Based on their analysis, Evans and colleagues concluded that most scientists, due to career-related or institutional pressures, tend to be conservative in their approach to research. Fresh findings and progress, however – as denoted by new links between the molecular nodes in the network over time – tend to result from a less risk-averse approach.

“It happens that, as a field matures, the most efficient experiment for science is not the most efficient for scientific careers,” says Evans. “It’s more efficient for science to pick risky experiments, but scientists are evaluated on their personal productivity, so there’s no incentive structure for scientists to more systematically pick risky experiments, even if it would be the best thing for the field.”

Assessing scientific claims – for example, that a given drug regulates a given gene product in a certain way – can point toward better-designed experiments, says Evans. A claim made by 10 researchers, all in the same lab and all using basically the same experimental setup, is less compelling than a claim generated independently by five socially independent groups using different research protocols.

“In the second case,” says Evans, “you might have more confidence that the claim is valid – there’s more independent experimental support. And that’s an observation that resources like the Web of Science make possible. You can basically trace out the structure of the scientific communities that are generating a very precise, particular piece of knowledge, and use that to either assess its relative likelihood given a new experiment, or actually help run new experiments.
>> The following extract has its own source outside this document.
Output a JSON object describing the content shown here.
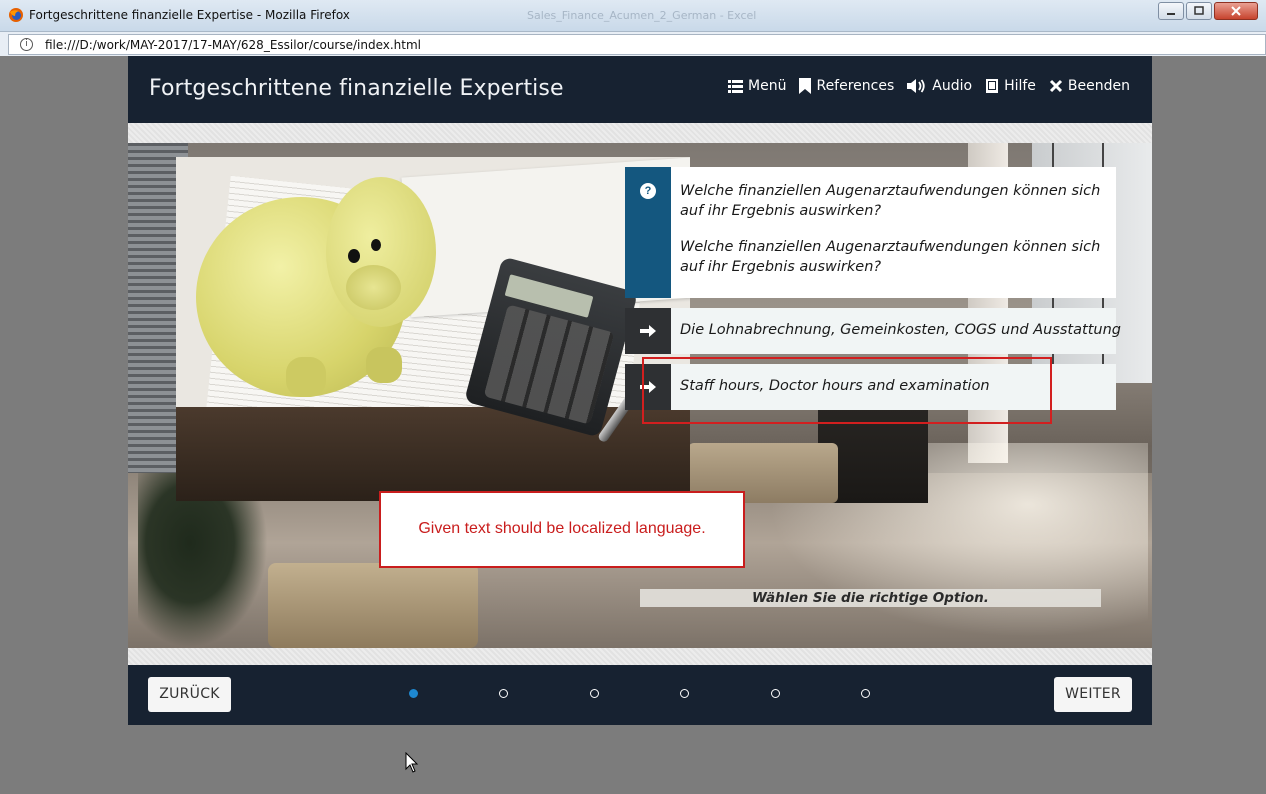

This capacity can also suggest areas that would be promising, but the community of scientists hasn’t yet studied them.”

Across Boundaries

Another benefit of the work by Evans and colleagues is the surmounting of boundaries between disciplines – a task made easier with citation data. For example, researchers in human and mammalian biology are much less likely to review work in, say, plant biology, than are plant biologists to refer to research in humans and mammals.

“What happens is that questions from human biology enter plant biology, but discoveries and advances in plant biology are far less likely to enter human biology,” says Evans. “So you have cases where researchers in human and mammalian biology will discover something that’s been known in plant biology for decades, and then they’ll get a Nobel Prize.

“By building these networks with citation data and other tools, you can identify questions or possibilities that have been discovered in certain areas but, because of biases in the attention of various specialty fields, are just never given air time in places where they potentially could have had a lot of value. Researchers could have been asking those questions, in some cases, 50 years earlier. We can now discern and overcome a lot of those boundaries with resources like the Web of Science, through citation patterns, co-authorship networks, and even the patterns of shared distributions of words.”

Evans and his Knowledge Lab colleagues, along with the Metaknowledge Research Network, continue their work to advance the science of science. One large project is a DARPA-funded study to determine the most efficacious cocktail of anti-cancer agents. Other work is pointed toward building effective teams and choosing the optimal experiment.

Evans’s hope is that, ultimately, this work will continue to prove itself and will earn more adherents. “You win over science with science,” he says. “If huge stakeholders such as the NIH and the Department of Defense – these concentrated decision-makers who control enormous quantities of the resources behind entire fields – if they want to organize things differently, it can happen.”

As Evans notes, the proper tools have made all the difference. “Looking at science as a system allows you to think about portfolios of projects and portfolios of hypotheses in a way that was just not accessible before these kinds of resources, and Web of Science is the premier arrow in that quiver.”